Discrimination on the basis of sexual orientation is premised on sex-based preferences, assumptions, expectations, stereotypes, or norms. “Sexual orientation” as a concept cannot be defined or understood without reference to sex. A man is referred to as “gay” if he is physically and/or emotionally attracted to other men. A woman is referred to as “lesbian” if she is physically and/or emotionally attracted to other women. Someone is referred to as “heterosexual” or “straight” if he or she is physically and/or emotionally attracted to someone of the opposite-sex. It follows, then, that sexual orientation is inseparable from and inescapably linked to sex and, therefore, that allegations of sexual orientation discrimination involve sex-based considerations.The Commission continued to explain that if an employer fires a man for being in a relationship with another man, but would not fire a woman for being in a relationship with a man, that is treating the male employee differently because of his sex. It's also a natural extension of the "sex stereotyping" theory because heterosexuality is a sex stereotype.

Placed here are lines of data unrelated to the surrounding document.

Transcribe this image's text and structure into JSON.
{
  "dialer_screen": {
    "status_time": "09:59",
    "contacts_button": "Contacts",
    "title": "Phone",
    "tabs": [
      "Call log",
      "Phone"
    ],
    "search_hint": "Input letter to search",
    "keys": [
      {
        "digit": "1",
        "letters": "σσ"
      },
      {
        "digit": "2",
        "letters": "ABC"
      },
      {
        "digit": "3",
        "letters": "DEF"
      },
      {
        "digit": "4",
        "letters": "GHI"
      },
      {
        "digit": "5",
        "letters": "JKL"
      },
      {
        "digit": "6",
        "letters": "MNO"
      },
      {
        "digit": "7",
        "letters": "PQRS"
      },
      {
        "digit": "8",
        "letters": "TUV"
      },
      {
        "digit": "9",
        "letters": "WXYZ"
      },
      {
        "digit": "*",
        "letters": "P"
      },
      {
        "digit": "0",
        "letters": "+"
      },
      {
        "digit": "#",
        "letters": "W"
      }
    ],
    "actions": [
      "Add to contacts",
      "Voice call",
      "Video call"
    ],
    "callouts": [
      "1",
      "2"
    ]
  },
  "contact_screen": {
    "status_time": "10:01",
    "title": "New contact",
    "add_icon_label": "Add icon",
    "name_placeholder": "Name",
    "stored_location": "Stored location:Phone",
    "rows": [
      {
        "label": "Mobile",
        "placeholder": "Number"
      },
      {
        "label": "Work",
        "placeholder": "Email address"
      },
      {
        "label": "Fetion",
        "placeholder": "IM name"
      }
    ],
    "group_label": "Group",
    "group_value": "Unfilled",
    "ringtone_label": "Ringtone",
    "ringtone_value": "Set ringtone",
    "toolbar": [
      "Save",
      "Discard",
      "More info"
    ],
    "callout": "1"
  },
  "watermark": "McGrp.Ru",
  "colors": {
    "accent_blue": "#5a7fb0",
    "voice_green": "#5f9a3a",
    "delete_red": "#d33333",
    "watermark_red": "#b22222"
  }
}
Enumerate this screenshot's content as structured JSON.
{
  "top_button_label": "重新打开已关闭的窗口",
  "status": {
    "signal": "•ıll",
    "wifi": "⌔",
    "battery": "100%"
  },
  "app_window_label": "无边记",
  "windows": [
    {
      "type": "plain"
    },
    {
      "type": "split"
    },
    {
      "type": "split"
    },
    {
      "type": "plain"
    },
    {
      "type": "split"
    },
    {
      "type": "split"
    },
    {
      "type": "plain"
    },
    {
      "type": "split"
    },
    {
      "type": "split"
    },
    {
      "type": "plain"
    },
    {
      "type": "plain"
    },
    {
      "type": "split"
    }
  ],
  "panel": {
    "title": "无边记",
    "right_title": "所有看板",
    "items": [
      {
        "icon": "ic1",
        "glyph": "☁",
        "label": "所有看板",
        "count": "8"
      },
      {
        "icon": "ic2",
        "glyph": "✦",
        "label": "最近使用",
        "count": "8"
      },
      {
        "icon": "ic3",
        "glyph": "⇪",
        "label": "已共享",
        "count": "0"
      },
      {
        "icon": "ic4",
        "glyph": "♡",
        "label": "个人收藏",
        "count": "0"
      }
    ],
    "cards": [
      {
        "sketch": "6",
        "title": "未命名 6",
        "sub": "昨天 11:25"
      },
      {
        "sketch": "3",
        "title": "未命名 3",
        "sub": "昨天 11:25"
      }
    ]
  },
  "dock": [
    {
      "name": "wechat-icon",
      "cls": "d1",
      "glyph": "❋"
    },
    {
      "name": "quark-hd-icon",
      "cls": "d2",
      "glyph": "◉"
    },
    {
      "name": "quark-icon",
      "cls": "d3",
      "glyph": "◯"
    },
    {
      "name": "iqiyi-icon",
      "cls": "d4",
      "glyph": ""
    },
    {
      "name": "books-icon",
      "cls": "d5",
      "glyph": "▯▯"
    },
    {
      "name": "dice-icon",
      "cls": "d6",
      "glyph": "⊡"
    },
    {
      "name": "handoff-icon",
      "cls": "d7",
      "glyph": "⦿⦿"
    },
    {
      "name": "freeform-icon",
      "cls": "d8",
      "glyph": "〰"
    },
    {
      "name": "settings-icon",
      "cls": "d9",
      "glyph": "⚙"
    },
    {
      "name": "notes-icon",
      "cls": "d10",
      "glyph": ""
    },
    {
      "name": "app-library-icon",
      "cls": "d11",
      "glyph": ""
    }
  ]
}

The EEOC's conceptualization of sexual orientation discrimination as entirely within the ambit of sex discrimination is a broader definition of sex discrimination than has been applied by most courts. Courts are generally willing to accept that sex discrimination covers discrimination on the basis of an employee's gender-nonconforming appearance and behavior in the workplace, which may include (for example) claims by gay male employee targeted for feminine mannerisms, or a lesbian employee discriminated against for masculine appearance. But the EEOC's recent interpretation goes beyond this and confirms that discrimination targeting the employee's sexual orientation per se is actionable.
This decision is directly binding only on future enforcement decisions by the EEOC in the context of cases involving the federal government. But, the EEOC's interpretations are often influential on the courts that consider the meaning of sex discrimination under Title VII's application to the private sector, as well what it means as used in other statutes, like Title IX. Thus, even though it doesn't govern the education context, the EEOC's decision helps strengthen arguments by students or school employees who may have been excluded from participation, or fired, or denied admission, or harassed because of their sexual orientation, by giving courts and attorneys a roadmap of persuasive reasoning to follow.